It allowed banks to offer as much as 400 basis points over the London interbank offered rate (Libor) for deposits with maturities between 3 years and 5 years. It exempted these deposits from statutory bank reserves. But under the upfront financing scheme, the banks pool their resources with selected high networth non-residents and place deposits in India, thus creating bigger deposits with each new account.
The low and middle income NRIs on the other hand can utilise the FCNR accounts to make their dollar deposits yield leveraged returns. As for the financing, such NRIs, particularly those in the Gulf, may leverage bank loans to boost their rupee holdings back home in India.
From sending teams overseas and setting up core committees to issuing advertisements, banks based in India are doing everything possible to trying hard to attract NRIs in the Gulf to put money in FCNR deposits. Already remittances this year have zoomed. According to data released by the State Level Bankers Committee in Kerala, the remittance flows have surpassed the year-end targets in the first six months alone.
Non-resident deposits with banks in Kerala has shot up from Rs556.63bn in June 2012 to Rs758.83bn in June 2013, an increase of more than 36 percent year-on-year. The first six months of 2013 witnessed an increase of over 21 percent up from Rs627bn at the end of 2012.

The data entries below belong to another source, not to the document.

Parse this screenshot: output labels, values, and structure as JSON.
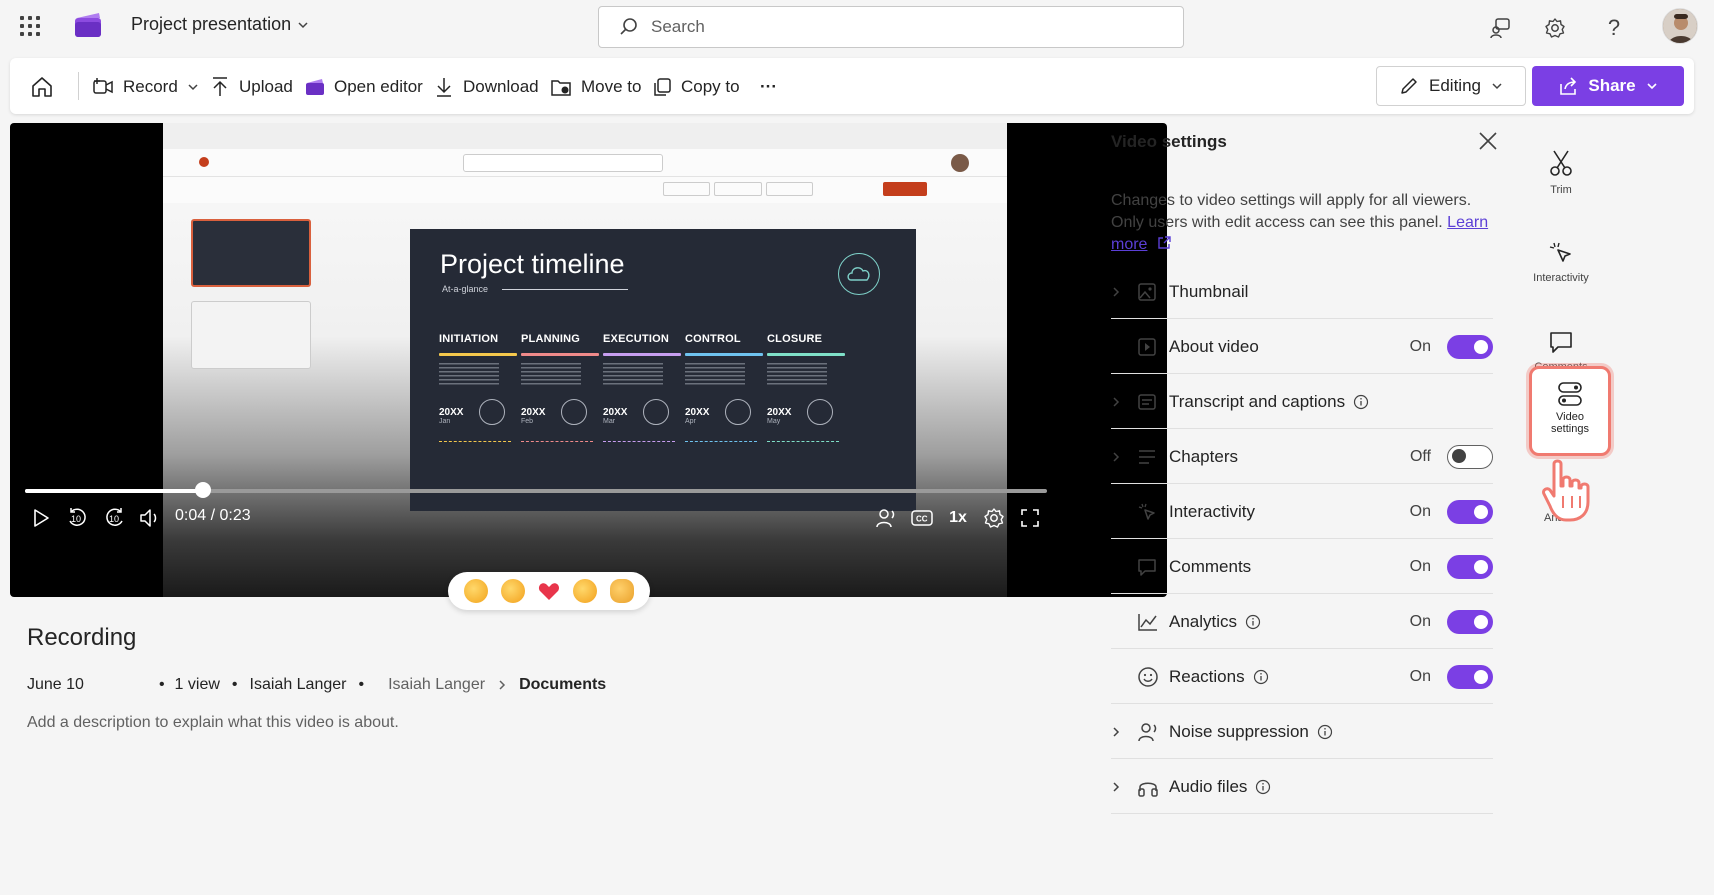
{
  "app": {
    "title": "Project presentation"
  },
  "search": {
    "placeholder": "Search"
  },
  "toolbar": {
    "record": "Record",
    "upload": "Upload",
    "open_editor": "Open editor",
    "download": "Download",
    "move_to": "Move to",
    "copy_to": "Copy to",
    "more": "···",
    "editing": "Editing",
    "share": "Share"
  },
  "slide": {
    "title": "Project timeline",
    "subtitle": "At-a-glance",
    "phases": [
      {
        "name": "INITIATION",
        "year": "20XX",
        "month": "Jan",
        "color": "#f5c84c"
      },
      {
        "name": "PLANNING",
        "year": "20XX",
        "month": "Feb",
        "color": "#f08a8a"
      },
      {
        "name": "EXECUTION",
        "year": "20XX",
        "month": "Mar",
        "color": "#c79ef0"
      },
      {
        "name": "CONTROL",
        "year": "20XX",
        "month": "Apr",
        "color": "#6fc3f0"
      },
      {
        "name": "CLOSURE",
        "year": "20XX",
        "month": "May",
        "color": "#7fe0c8"
      }
    ]
  },
  "player": {
    "time": "0:04 / 0:23",
    "progress": 0.174,
    "speed": "1x",
    "skip_back": "10",
    "skip_forward": "10"
  },
  "video": {
    "title": "Recording",
    "date": "June 10",
    "views": "1 view",
    "owner": "Isaiah Langer",
    "breadcrumb_owner": "Isaiah Langer",
    "breadcrumb_folder": "Documents",
    "description_placeholder": "Add a description to explain what this video is about."
  },
  "settings": {
    "title": "Video settings",
    "description": "Changes to video settings will apply for all viewers. Only users with edit access can see this panel.",
    "learn": "Learn",
    "more": "more",
    "rows": [
      {
        "label": "Thumbnail",
        "expandable": true
      },
      {
        "label": "About video",
        "value": "On"
      },
      {
        "label": "Transcript and captions",
        "expandable": true,
        "info": true
      },
      {
        "label": "Chapters",
        "expandable": true,
        "value": "Off"
      },
      {
        "label": "Interactivity",
        "value": "On"
      },
      {
        "label": "Comments",
        "value": "On"
      },
      {
        "label": "Analytics",
        "value": "On",
        "info": true
      },
      {
        "label": "Reactions",
        "value": "On",
        "info": true
      },
      {
        "label": "Noise suppression",
        "expandable": true,
        "info": true
      },
      {
        "label": "Audio files",
        "expandable": true,
        "info": true
      }
    ]
  },
  "rail": {
    "trim": "Trim",
    "interactivity": "Interactivity",
    "comments": "Comments",
    "video_settings": "Video settings",
    "analytics": "Ana"
  },
  "colors": {
    "accent": "#7b3fe4",
    "highlight": "#f07a70"
  }
}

There were media reports that NRIs were borrowing money from credit cards and bank loans and pumping them back to the country to make arbitrage income, as interest rates are low in those countries coupled with the steep plunge in the rupee. Banks in the Gulf offer lucrative personal loan schemes. The average interest rate on loans in these places range from five to six per cent.